_WHAT YOU NEED TO DO_:
The entries are given below. Output each one unchanged.
-- WORKING DATA follows --
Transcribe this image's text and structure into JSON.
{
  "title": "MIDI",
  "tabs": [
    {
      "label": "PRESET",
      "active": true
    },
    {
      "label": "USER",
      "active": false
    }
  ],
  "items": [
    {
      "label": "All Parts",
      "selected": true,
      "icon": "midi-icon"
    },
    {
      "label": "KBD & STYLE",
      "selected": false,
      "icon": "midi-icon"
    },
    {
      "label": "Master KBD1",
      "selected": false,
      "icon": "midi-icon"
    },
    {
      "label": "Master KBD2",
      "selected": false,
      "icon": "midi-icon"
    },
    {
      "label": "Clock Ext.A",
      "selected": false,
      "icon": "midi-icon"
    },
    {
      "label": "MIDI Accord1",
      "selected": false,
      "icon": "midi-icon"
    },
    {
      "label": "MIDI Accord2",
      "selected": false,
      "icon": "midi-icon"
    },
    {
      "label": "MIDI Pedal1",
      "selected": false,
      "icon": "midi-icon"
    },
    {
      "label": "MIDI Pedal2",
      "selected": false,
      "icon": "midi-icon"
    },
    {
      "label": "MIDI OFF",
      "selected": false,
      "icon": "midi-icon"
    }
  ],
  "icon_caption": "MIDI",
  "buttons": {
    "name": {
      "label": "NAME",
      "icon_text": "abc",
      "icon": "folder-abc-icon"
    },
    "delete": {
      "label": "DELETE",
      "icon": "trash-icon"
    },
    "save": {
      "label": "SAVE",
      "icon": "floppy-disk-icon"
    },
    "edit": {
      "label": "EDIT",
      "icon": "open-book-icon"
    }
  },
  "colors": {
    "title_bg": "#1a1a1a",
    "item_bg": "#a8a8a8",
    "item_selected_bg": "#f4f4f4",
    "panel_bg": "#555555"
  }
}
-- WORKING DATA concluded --
_TASK SOLUTION_:
Transcribe this image's text and structure into JSON.
{
  "title": "MIDI",
  "tabs": [
    {
      "label": "PRESET",
      "active": true
    },
    {
      "label": "USER",
      "active": false
    }
  ],
  "items": [
    {
      "label": "All Parts",
      "selected": true,
      "icon": "midi-icon"
    },
    {
      "label": "KBD & STYLE",
      "selected": false,
      "icon": "midi-icon"
    },
    {
      "label": "Master KBD1",
      "selected": false,
      "icon": "midi-icon"
    },
    {
      "label": "Master KBD2",
      "selected": false,
      "icon": "midi-icon"
    },
    {
      "label": "Clock Ext.A",
      "selected": false,
      "icon": "midi-icon"
    },
    {
      "label": "MIDI Accord1",
      "selected": false,
      "icon": "midi-icon"
    },
    {
      "label": "MIDI Accord2",
      "selected": false,
      "icon": "midi-icon"
    },
    {
      "label": "MIDI Pedal1",
      "selected": false,
      "icon": "midi-icon"
    },
    {
      "label": "MIDI Pedal2",
      "selected": false,
      "icon": "midi-icon"
    },
    {
      "label": "MIDI OFF",
      "selected": false,
      "icon": "midi-icon"
    }
  ],
  "icon_caption": "MIDI",
  "buttons": {
    "name": {
      "label": "NAME",
      "icon_text": "abc",
      "icon": "folder-abc-icon"
    },
    "delete": {
      "label": "DELETE",
      "icon": "trash-icon"
    },
    "save": {
      "label": "SAVE",
      "icon": "floppy-disk-icon"
    },
    "edit": {
      "label": "EDIT",
      "icon": "open-book-icon"
    }
  },
  "colors": {
    "title_bg": "#1a1a1a",
    "item_bg": "#a8a8a8",
    "item_selected_bg": "#f4f4f4",
    "panel_bg": "#555555"
  }
}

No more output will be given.